Publication Date:
14 March 2008 (online)


The purpose of this study was to determine the influence of menstrual phase and menstrual Status on the cortisol response during 90 minutes of treadmill running at 60% V̇O2max. Eight eumenhorrheic athletes were tested in the early follicular (EF) (day 3-5), late follicular (LF) (day 13-15) and mid luteal (ML) (day 22-24) phases. Six amenorrheic athletes were tested on two separate occasions. The resting cortisol levels were similar in each menstrual phase and overall a decreasing pattern of cortisol response to exercise was observed in all menstrual phases (P > .05). The amenorrheic athletes had a significantly greater (P < .01) pattern of cortisol response than was observed in eumenorrheic athletes. The net increment in cortisol levels during exercise were distinctly greater (P < .01) in amenorrheic than eumenorrheic athletes (amenorrheic: 413.8±113.1, eumenorrheic: EF: -482.8 + 88.3, LF: -311.8±102.1, ML: -386.3±146.2 nmol·1-1). In conclusion the cortisol levels are independent of menstrual phase. Also a larger cortisol increment is observed in amenorrheic athletes in response to prolonged submaximal exercise.
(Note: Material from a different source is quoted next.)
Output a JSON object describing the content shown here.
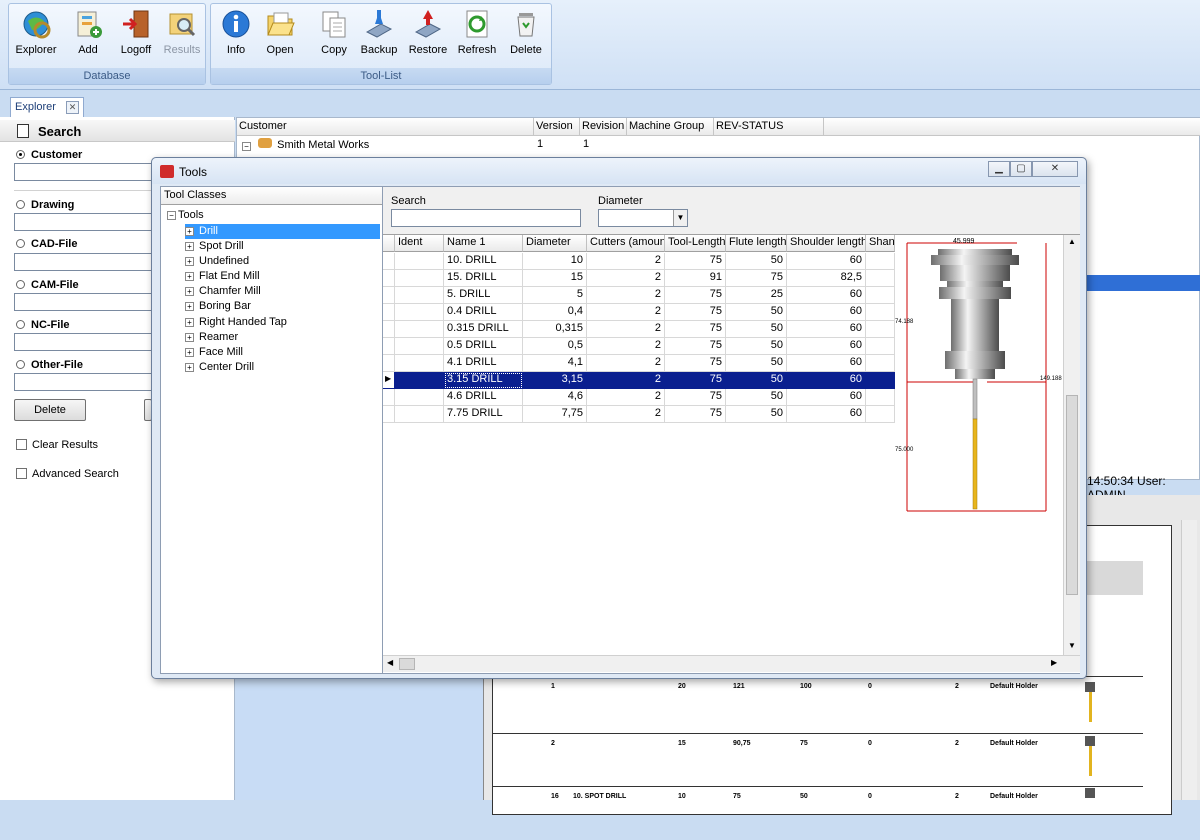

The elevated cortisol levels in amenorrheics at rest and throughout exercise provides further evidence that disturbances in the hypothalamic-pituitary-adrenal function are associated with exercise-induced amenorrhea, although the site(s) of physiological disturbance have not been identified.